David Sarnoff became the first media mogul in 1917 when he formed the Radio Corporation of America (RCA) to control all the patents involved in radio. He also had visions of developing television.Sarnoff introduced television to the public at the 1939 World’s Fair in 1939 and popularized it with his broadcast network, NBC.
THE IATRON TUBE
Farnsworth concentrated on research in his post-war government contracts, creating satellite cameras, 3-D industrial television and the iatron “memory tube” which is the basis of today’s computer flat screens.
THE FARNSWORTH TV SET
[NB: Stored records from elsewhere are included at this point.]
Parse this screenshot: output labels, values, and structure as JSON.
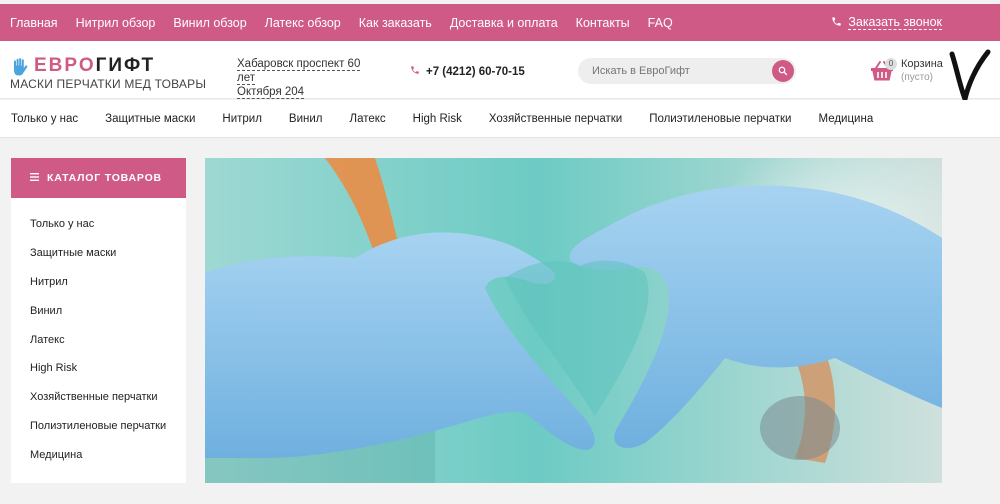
{
  "topbar": {
    "nav": [
      "Главная",
      "Нитрил обзор",
      "Винил обзор",
      "Латекс обзор",
      "Как заказать",
      "Доставка и оплата",
      "Контакты",
      "FAQ"
    ],
    "callback_label": "Заказать звонок"
  },
  "header": {
    "brand_part1": "ЕВРО",
    "brand_part2": "ГИФТ",
    "tagline": "МАСКИ ПЕРЧАТКИ МЕД ТОВАРЫ",
    "address_line1": "Хабаровск проспект 60 лет",
    "address_line2": "Октября 204",
    "phone": "+7 (4212) 60-70-15",
    "search_placeholder": "Искать в ЕвроГифт",
    "cart_count": "0",
    "cart_label": "Корзина",
    "cart_status": "(пусто)"
  },
  "categories": [
    "Только у нас",
    "Защитные маски",
    "Нитрил",
    "Винил",
    "Латекс",
    "High Risk",
    "Хозяйственные перчатки",
    "Полиэтиленовые перчатки",
    "Медицина"
  ],
  "sidebar": {
    "title": "КАТАЛОГ ТОВАРОВ",
    "items": [
      "Только у нас",
      "Защитные маски",
      "Нитрил",
      "Винил",
      "Латекс",
      "High Risk",
      "Хозяйственные перчатки",
      "Полиэтиленовые перчатки",
      "Медицина"
    ]
  },
  "colors": {
    "accent": "#cf5a86",
    "glove": "#8ec3e8",
    "scrubs": "#5fc3bd"
  },
  "icons": {
    "logo": "hand-icon",
    "callback": "phone-icon",
    "phone": "phone-icon",
    "search": "search-icon",
    "cart": "basket-icon",
    "catalog": "burger-icon"
  }
}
After World War II, Farnsworth’s patents started to expire. Anyone could use his technology without paying a royalty. Farnsworth’s tiny company couldn’t compete with RCA’s marketing power. Philo was driven to bankruptcy. He had a breakdown and moved to Maine to go fishing. Then he came up with an idea he thought was better than television. The television in this exhibit is one of the last sets manufactured at the Farnsworth factory in Indiana. In the clip below, Dr. Farnsworth's son, Kent, describes the details of a rare Farnsworth signature television.
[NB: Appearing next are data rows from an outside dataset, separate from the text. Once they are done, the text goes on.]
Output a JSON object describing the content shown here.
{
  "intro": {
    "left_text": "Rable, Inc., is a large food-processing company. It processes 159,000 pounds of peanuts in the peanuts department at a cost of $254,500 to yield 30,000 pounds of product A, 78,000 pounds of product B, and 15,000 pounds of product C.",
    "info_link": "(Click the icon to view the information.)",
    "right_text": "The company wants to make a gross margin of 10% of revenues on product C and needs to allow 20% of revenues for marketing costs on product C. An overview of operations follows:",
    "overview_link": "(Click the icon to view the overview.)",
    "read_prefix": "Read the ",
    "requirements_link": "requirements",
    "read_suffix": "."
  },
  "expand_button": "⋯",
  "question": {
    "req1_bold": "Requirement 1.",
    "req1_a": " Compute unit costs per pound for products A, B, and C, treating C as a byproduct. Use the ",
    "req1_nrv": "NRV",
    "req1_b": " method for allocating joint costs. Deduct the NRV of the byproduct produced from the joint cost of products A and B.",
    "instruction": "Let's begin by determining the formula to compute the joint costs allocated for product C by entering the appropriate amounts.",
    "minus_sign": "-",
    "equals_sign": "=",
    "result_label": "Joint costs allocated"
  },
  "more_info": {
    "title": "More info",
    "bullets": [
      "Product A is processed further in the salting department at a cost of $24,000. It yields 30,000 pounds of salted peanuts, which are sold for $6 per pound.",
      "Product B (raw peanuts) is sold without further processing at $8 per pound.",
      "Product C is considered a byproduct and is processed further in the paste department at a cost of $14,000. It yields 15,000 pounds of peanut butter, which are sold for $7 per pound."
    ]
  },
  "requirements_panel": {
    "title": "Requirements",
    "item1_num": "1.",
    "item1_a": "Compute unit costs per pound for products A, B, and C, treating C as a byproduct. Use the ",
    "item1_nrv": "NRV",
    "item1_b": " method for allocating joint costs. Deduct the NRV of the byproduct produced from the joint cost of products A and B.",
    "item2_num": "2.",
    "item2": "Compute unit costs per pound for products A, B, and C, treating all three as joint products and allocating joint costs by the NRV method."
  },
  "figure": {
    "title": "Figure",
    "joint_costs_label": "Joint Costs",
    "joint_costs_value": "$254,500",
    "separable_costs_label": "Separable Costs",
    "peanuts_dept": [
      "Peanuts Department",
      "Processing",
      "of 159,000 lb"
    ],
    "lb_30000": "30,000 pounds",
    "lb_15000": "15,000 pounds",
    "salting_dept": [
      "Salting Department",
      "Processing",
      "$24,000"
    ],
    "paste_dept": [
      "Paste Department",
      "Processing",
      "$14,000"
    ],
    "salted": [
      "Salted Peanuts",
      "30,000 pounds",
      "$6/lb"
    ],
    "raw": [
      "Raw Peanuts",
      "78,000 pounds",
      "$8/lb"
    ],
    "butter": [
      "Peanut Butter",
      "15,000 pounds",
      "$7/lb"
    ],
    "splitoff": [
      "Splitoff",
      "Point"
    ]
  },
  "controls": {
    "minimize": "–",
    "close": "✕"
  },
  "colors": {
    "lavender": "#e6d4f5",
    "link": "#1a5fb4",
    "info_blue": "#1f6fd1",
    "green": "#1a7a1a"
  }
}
I'VE GOT A SECRET
The clip below is Philo Farnsworth on the game show "I've Got A Secret" in 1957. It's the only time Philo was seen on commercial television and no one knew who he was. Especially interesting are his predictions about the future of television and nuclear fusion.
Below is the letter Philo received, along with a check, as his prize for stumping the panel and winning "I've Got A Secret." He was also awarded a carton of Winston cigarettes.
Philo Farnsworth’s last experiments aimed to create clean, safe, unlimited energy using the principles of the H-bomb. He felt his “Fusor” (pictured) could power cars, homes, and spaceships. Its applications included altering weather patterns to increase food production, killing viruses that cause cancer, and powering human settlements on Mars. His small-scale tests were successful, but poor health and insufficient funds doomed his development of “nucleonics.”
FIRST MAN ON THE MOON
When Neil Armstrong took his historic first step on the moon, Philo Farnsworth and his family watched live pictures on TV along with the rest of the world. But Philo wasn't just an observer. Months earlier, when NASA was searching for the perfect television camera to send into space, they decided to use Philo's original image dissector design. It was deemed most likely to endure the rigors of space travel. One of Philo's cameras was the first to televise the moon from the Earth back in 1935, and the first to send back pictures of the Earth from the moon over three decades later.
Throughout his lifetime, fame and fortune eluded Philo Farnsworth. After his death in 1971, his wife, Pem, devoted her life to setting the record straight starting with her autobiography, “Distant Vision.” She worked tirelessly to have a postage stamp and a posthumous Emmy award in his honor. The schoolchildren of Utah raised funds to have a statue erected in the U.S. Capitol in 1990.